▸ **Input records**
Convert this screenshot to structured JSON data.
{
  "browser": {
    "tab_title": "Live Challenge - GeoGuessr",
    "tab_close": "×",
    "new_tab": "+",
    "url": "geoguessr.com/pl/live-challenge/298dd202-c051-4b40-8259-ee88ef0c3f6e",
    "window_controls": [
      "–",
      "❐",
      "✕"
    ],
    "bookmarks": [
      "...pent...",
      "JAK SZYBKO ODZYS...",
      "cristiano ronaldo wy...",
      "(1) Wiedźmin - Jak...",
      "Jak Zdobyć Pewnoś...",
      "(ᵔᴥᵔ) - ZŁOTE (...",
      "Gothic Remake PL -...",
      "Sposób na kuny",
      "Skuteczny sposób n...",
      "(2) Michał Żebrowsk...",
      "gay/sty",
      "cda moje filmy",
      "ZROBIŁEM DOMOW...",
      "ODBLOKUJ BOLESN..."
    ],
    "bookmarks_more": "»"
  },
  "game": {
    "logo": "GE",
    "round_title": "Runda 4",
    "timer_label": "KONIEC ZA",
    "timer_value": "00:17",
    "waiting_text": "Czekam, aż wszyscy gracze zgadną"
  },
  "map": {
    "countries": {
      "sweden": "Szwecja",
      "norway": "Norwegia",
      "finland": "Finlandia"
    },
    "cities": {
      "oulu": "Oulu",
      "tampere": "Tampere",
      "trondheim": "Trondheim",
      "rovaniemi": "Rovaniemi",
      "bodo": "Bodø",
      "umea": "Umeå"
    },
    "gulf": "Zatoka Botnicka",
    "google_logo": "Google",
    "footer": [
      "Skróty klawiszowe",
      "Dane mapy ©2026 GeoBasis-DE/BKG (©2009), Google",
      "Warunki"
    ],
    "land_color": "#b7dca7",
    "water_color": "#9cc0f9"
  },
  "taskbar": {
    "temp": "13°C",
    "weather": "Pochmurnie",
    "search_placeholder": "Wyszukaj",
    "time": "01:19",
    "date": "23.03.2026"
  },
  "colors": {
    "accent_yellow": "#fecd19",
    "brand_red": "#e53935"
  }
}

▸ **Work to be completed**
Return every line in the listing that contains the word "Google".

▸ **Solution to this problem**
    "google_logo": "Google",
      "Dane mapy ©2026 GeoBasis-DE/BKG (©2009), Google",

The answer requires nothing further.